United Voices for America
United Voices for America is another non-profit doing great work in exposing young Muslim Americans to political advocacy. Check out their website here.
MPAC Young Leaders Summit
MPAC’s Young Leaders Summit is another great initiative that exposes young Muslim Americans to political advocacy and policy-making. Check out their website here.
The above are major suggestions, but ones we need to implement if we want to truly be a political force and a community to be taken seriously and respected by our elected officials and candidates. This is not to take away from the power and effectiveness of economic boycotts and protests, but without a larger political or policy strategy these by themselves are just noise without any tangible change. If you want change to last it has to be done via effective advocacy and policy creation and implementation.
We must change and be a force of good and justice. Otherwise we are betraying our community and the opportunity for us to positively influence international and domestic politics. The African American community in the 60’s was able to send a message around the world when the Civil Rights Act as instated. They didn’t just march, protest and boycott they also pushed for policy changes—we must do the same.
We have the resources. We have the intelligence.
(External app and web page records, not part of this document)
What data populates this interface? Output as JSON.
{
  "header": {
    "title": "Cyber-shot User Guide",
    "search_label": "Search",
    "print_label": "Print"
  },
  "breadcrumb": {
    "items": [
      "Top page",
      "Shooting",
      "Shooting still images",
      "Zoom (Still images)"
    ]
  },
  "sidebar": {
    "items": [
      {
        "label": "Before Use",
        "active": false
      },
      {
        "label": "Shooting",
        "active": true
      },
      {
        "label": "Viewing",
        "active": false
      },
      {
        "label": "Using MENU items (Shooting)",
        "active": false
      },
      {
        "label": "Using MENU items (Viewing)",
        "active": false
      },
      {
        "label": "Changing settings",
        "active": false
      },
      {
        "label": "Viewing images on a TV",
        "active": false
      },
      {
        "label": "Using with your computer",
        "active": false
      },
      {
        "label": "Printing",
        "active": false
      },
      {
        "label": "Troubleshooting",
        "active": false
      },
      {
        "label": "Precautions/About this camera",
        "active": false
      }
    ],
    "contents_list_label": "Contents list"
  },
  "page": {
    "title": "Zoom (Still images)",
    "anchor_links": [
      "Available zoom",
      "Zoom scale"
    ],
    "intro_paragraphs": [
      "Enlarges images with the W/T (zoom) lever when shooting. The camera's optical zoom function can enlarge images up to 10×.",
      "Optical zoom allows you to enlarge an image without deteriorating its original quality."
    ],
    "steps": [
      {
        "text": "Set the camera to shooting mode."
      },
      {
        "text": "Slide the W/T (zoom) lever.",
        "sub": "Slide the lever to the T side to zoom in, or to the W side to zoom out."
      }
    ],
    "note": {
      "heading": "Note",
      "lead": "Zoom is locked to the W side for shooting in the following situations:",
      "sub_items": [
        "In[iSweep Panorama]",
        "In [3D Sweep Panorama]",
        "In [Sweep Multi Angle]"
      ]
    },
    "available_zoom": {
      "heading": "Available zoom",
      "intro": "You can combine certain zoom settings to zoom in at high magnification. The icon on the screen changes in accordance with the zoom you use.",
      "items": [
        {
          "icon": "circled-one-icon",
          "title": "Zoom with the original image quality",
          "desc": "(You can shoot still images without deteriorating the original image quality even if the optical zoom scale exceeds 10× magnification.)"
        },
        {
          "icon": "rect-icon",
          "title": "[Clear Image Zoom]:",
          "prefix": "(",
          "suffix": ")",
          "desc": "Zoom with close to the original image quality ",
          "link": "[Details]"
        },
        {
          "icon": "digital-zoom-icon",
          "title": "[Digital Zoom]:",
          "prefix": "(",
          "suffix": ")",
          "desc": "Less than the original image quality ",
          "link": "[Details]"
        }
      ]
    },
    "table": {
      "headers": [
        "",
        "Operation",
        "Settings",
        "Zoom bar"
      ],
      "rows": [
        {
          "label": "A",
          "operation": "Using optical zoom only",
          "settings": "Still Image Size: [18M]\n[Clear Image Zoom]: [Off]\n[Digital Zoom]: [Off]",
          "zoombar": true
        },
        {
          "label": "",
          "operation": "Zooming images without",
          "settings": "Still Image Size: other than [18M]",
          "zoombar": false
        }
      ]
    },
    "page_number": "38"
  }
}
We have the ability.
We must be the change.
Indeed, Allah will not change the condition of a people until they change what is in themselves.